There is still little evidence of coordination between U.S. military and Iraqi forces, although both sides have agreed to consult each other before launching large operations.
More than a day after U.S. airstrikes on a suspected safe house in Fallujah killed at least 16, Allawi said he had little information on the attack.
"I don't have the full details," he said. "I am getting them."
The U.S. military said the airstrikes destroyed a hideout used by allies of Jordanian terror suspect Abu Musab al-Zarqawi (search). But a senior officer of the U.S.-backed Fallujah Brigade said there was no evidence foreigners used the building.
The prime minister said he welcomed U.S. strikes on "any terrorist forces" in Iraq, but that he had no say in the matter. He said he was informed of the impending airstrikes "a short time before the action took place."
"As you know, sovereignty is not yet transferred to the government of Iraq," Allawi said. "This pattern will change once sovereignty is transferred."
Allawi's comments at a news conference came amid a surge of bloody attacks intended to undermine his fledgling regime before the handover of power at the end of this month.
Many of the attacks have targeted police and other security services, who have been slowly taking over security tasks in the weeks before the transfer of sovereignty.
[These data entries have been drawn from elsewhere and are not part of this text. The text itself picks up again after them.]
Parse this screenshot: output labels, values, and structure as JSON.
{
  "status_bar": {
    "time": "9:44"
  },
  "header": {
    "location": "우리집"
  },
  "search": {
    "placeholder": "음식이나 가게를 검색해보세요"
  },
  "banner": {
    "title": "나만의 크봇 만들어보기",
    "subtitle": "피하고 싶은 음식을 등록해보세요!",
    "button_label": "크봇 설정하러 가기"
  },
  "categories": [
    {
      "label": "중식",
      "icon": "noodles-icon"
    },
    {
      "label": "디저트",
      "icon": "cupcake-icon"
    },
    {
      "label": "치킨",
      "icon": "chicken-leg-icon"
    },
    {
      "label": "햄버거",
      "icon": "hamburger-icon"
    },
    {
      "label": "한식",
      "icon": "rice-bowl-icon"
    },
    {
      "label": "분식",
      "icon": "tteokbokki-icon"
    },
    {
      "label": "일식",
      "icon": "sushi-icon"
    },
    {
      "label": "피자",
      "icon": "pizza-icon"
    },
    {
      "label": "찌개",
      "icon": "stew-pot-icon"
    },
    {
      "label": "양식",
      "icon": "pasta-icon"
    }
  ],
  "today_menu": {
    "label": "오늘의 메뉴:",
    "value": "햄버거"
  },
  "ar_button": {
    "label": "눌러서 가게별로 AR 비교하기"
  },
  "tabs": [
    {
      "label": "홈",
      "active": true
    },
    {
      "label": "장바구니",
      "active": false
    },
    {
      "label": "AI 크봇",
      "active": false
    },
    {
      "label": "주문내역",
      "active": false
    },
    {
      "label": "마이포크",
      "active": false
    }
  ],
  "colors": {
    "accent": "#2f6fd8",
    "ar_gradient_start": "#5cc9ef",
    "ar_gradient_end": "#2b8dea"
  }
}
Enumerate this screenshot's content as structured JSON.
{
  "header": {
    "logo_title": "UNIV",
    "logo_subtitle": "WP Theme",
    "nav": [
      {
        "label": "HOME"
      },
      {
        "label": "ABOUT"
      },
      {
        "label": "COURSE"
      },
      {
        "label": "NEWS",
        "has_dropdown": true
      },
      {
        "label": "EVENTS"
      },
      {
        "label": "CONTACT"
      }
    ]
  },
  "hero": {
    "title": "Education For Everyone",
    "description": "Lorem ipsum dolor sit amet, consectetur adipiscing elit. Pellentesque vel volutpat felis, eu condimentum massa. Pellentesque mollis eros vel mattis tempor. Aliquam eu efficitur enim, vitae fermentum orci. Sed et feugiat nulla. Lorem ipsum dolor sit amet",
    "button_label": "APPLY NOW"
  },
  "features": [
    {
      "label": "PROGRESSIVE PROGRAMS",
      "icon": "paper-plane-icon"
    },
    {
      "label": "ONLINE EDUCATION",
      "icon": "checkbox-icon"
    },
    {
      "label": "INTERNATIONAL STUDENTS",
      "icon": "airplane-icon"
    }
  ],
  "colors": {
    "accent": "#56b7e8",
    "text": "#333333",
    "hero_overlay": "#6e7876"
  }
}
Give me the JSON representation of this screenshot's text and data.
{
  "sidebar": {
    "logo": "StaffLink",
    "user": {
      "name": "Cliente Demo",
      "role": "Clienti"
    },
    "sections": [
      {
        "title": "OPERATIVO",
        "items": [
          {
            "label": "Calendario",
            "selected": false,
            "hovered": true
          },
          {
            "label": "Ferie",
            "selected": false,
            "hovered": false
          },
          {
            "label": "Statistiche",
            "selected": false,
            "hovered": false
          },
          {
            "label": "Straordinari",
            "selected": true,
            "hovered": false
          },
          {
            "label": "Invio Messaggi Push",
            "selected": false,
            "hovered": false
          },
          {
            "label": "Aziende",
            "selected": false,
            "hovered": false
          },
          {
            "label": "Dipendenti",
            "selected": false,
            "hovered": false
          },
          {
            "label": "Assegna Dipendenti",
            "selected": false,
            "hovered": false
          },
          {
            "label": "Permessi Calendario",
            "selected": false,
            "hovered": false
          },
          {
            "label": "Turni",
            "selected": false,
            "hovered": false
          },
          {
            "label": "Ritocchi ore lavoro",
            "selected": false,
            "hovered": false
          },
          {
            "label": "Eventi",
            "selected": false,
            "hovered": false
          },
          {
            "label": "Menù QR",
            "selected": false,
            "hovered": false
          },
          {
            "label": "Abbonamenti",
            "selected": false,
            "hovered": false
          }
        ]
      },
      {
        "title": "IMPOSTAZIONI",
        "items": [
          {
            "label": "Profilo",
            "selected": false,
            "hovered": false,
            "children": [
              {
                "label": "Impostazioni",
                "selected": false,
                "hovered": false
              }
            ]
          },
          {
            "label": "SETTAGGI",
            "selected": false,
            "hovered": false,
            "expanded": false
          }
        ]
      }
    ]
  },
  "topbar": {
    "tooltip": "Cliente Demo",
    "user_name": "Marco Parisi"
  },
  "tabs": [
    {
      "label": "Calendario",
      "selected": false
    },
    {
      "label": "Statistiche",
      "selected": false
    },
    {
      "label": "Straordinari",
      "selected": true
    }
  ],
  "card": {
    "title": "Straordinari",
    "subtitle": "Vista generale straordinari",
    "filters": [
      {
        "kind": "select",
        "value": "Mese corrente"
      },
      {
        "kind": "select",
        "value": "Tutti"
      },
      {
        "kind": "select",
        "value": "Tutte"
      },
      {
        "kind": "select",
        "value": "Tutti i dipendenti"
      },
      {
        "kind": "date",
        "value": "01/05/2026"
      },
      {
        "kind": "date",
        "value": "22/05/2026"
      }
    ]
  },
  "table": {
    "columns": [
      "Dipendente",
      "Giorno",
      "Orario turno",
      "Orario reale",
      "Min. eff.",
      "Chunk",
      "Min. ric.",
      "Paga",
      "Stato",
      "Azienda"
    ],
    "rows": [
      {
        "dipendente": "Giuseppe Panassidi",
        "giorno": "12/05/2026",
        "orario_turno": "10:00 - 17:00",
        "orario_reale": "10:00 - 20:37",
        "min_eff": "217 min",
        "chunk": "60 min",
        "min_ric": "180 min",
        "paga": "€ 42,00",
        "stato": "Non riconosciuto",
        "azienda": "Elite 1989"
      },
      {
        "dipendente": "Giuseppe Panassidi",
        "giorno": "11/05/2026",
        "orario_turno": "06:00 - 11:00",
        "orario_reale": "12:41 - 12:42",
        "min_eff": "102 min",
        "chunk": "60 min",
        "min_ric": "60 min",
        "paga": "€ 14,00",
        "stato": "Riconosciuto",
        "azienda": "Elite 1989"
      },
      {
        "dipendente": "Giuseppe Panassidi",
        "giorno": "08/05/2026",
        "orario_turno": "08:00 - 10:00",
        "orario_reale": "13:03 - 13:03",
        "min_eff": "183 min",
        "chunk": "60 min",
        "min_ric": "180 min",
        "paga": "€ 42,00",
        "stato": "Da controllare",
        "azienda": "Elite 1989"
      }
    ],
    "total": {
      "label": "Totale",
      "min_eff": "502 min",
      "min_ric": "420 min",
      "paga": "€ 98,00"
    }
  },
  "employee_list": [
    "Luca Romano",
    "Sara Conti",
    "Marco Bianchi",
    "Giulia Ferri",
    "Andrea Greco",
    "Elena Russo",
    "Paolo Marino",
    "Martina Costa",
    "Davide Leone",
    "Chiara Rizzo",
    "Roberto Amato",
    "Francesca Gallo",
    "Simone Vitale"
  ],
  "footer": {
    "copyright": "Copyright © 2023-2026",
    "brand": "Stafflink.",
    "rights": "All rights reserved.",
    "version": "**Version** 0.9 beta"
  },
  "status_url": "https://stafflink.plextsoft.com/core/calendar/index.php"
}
One of the most vicious attacks occurred Thursday, when a car bomb exploded outside a military recruitment station, killing 35 and wounding 145.
More than 300 people have been killed in attacks on police stations and recruitment centers since September.